For many baby boomers a high-deductible health-insurance plan with a big out-of-pocket maximum may not be the best health insurance option. But for 59-year old Sam Gibbs it turned out to be just what the doctor ordered when he decided to switch jobs, because he had a health savings account.
"As part of my exit package, I negotiated to divert some of my vacation pay and other pay into my HSA," said Gibbs, the former president of government systems at eHealth.
When he left eHealth last year, Gibbs was able to take that tax-free cash in his HSA account and use it to pay for continuing COBRA coverage, because it was considered as a qualifying life change under IRS rules.
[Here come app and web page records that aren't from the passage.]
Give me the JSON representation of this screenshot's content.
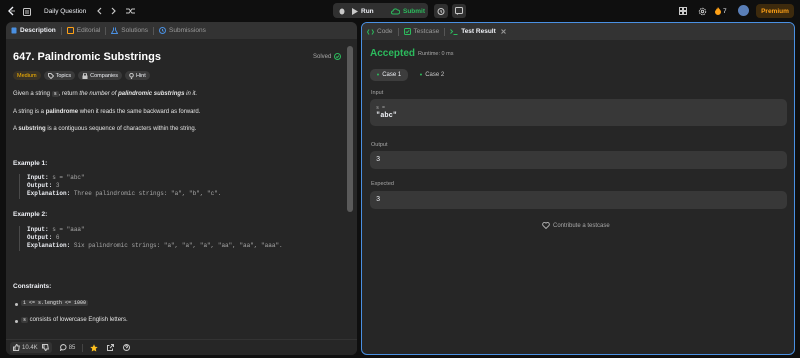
{
  "topbar": {
    "title": "Daily Question",
    "run_label": "Run",
    "submit_label": "Submit",
    "streak_count": "7",
    "premium_label": "Premium"
  },
  "left": {
    "tabs": [
      "Description",
      "Editorial",
      "Solutions",
      "Submissions"
    ],
    "problem_title": "647. Palindromic Substrings",
    "solved_label": "Solved",
    "tags": [
      "Medium",
      "Topics",
      "Companies",
      "Hint"
    ],
    "p1_a": "Given a string ",
    "p1_code": "s",
    "p1_b": ", return ",
    "p1_c": "the number of ",
    "p1_d": "palindromic substrings",
    "p1_e": " in it.",
    "p2_a": "A string is a ",
    "p2_b": "palindrome",
    "p2_c": " when it reads the same backward as forward.",
    "p3_a": "A ",
    "p3_b": "substring",
    "p3_c": " is a contiguous sequence of characters within the string.",
    "example1": {
      "title": "Example 1:",
      "input_label": "Input:",
      "input": "s = \"abc\"",
      "output_label": "Output:",
      "output": "3",
      "expl_label": "Explanation:",
      "expl": "Three palindromic strings: \"a\", \"b\", \"c\"."
    },
    "example2": {
      "title": "Example 2:",
      "input_label": "Input:",
      "input": "s = \"aaa\"",
      "output_label": "Output:",
      "output": "6",
      "expl_label": "Explanation:",
      "expl": "Six palindromic strings: \"a\", \"a\", \"a\", \"aa\", \"aa\", \"aaa\"."
    },
    "constraints_title": "Constraints:",
    "c1": "1 <= s.length <= 1000",
    "c2_code": "s",
    "c2_text": " consists of lowercase English letters.",
    "footer": {
      "likes": "10.4K",
      "comments": "85"
    }
  },
  "right": {
    "tabs": [
      "Code",
      "Testcase",
      "Test Result"
    ],
    "status": "Accepted",
    "runtime": "Runtime: 0 ms",
    "cases": [
      "Case 1",
      "Case 2"
    ],
    "input_label": "Input",
    "input_var": "s =",
    "input_value": "\"abc\"",
    "output_label": "Output",
    "output_value": "3",
    "expected_label": "Expected",
    "expected_value": "3",
    "contribute": "Contribute a testcase"
  },
  "colors": {
    "accent": "#ffa116",
    "accepted": "#2cbb5d",
    "focus_border": "#4a90e2"
  }
}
"I was eligible to pay my COBRA payment out of my HSA, which was pretty good, since my COBRA premiums were $1,600 a month," for his family plan, Gibbs explained.
With a traditional or HMO health plan and a flexible spending account, he would not have had that option.
Unlike an FSA, health savings account funds don't expire at the end of the year, and HSAs are portable when you change jobs or insurers.
"I think health savings accounts are a hidden gem in this environment," Gibbs said.
Health savings accounts, or HSAs, are available for people less than 65 years old with high-deductible employer or individual health insurance coverage, including Obamacare plans. The plan must have a deductible of $1,300 or more for an individual, and $2,600 or more for family coverage.
For 2017, high-deductible plan members can save up to $3,450 in an individual HSA, with tax-free contributions of their own or from an employer. For family plans, the maximum HSA contribution is $6,700. Baby boomers 55 years or older can make an additional $1,000 catch-up contribution.
"Those that tend to spend more on health care may want to consider a traditional PPO [plan] or HMO," said Jen Clark, data scientist at benefits firm Benefitfocus.
Yet, as health costs continue to rise, more employers are now offering high-deductible plans that can carry lower premiums. Benefitfocus research found when offered a choice between a traditional and high-deductible plan, most younger workers chose the latter.
"Adoption is highest among millennials. It's nearly twice that of older generations," said Clark.
For older workers in good health, analysts say high-deductible plans may also make sense when combined with tax-free savings in an HSA.
"In most cases, we find that if you actually do the arithmetic and look at your usage… that you actually end up spending less," with an HSA-eligible plan, said Chad Wilkins, head of HSA Bank, one of the nation's largest health savings account administrators.
HSA Bank and most health savings account providers have financial calculators to help crunch the numbers, but if you're considering an HSA plan, benefits pros say don't just look at your annual cost.
One of the biggest advantages of HSAs is that the funds in the account don't expire, which make them a good a way to save and plan for large health-care expenses down the road.
"We have so conditioned people to make this an annual decision," said Jay Savan, a partner at benefits firm Mercer. "If your objective is, 'I have a longer-term view, I want to accumulate cash for future needs,' maybe you might be better off enrolling in the HSA eligible plan."
For example, if you're contemplating an expensive procedure like Lasik surgery to correct your vision, you could save for the out-of-pocket costs over the course of more than one year with an HSA.
What if you wind up paying more out-of-pocket costs than you've saved in your account in a given year? You could still reimburse yourself retroactively from future savings in your HSA.
"I can save my receipts for an expense that I incurred this year… and reimburse myself on a tax-advantaged basis because there's no time limit for when I can reimburse myself," said Kevin Robertson, senior vice president at HSA Bank.
HSAs provide a number of tax-advantages for long-term saving. Contributions are pretax if you're on an employer plan. If you're on an individual plan, you can deduct your contributions in the same way you would an IRA.
Like IRAs, HSAs can also be used to grow your health savings in an interest-bearing account or through investments.
"That cash accumulation feature creates a different kind of dynamic," explained Mercer's Jay Savan. "The bottom line is that an HSA is a retirement accumulation account masquerading as health insurance."
There are no limits on how much your account can grow within an HSA, and as long as you use the funds for health costs, withdrawals are not subject to capital gains or income taxes.
"The earnings and gains in the account are tax-free, and then you can take it out at any time to pay for health-care expenses, tax-free, including Medicare premiums," said Alex Tolbert of benefits firm Bernard Health, which advises businesses and consumers about benefit choices.
What if you need the cash for something besides health-care expenses? Then you will have to pay income tax on the cash and you will be subject to a penalty unless you're 65 or older.
"If you're leading a charmed life, you can spend it on whatever you want after age 65 and you just pay ordinary income taxes," said Tolbert.
Sam Gibbs is sticking with high-deductible plans. Though he could get benefit through his new employer Agile Health Insurance, he has opted instead to pay for an HSA-eligible Obamacare plan so that he can continue to fund his health savings account.
"The Obama administration is not so keen on HSAs," Gibbs said, "but it's still viable on the exchange."
With retirement just around the corner, what he and his wife can save, will help when they're over 65.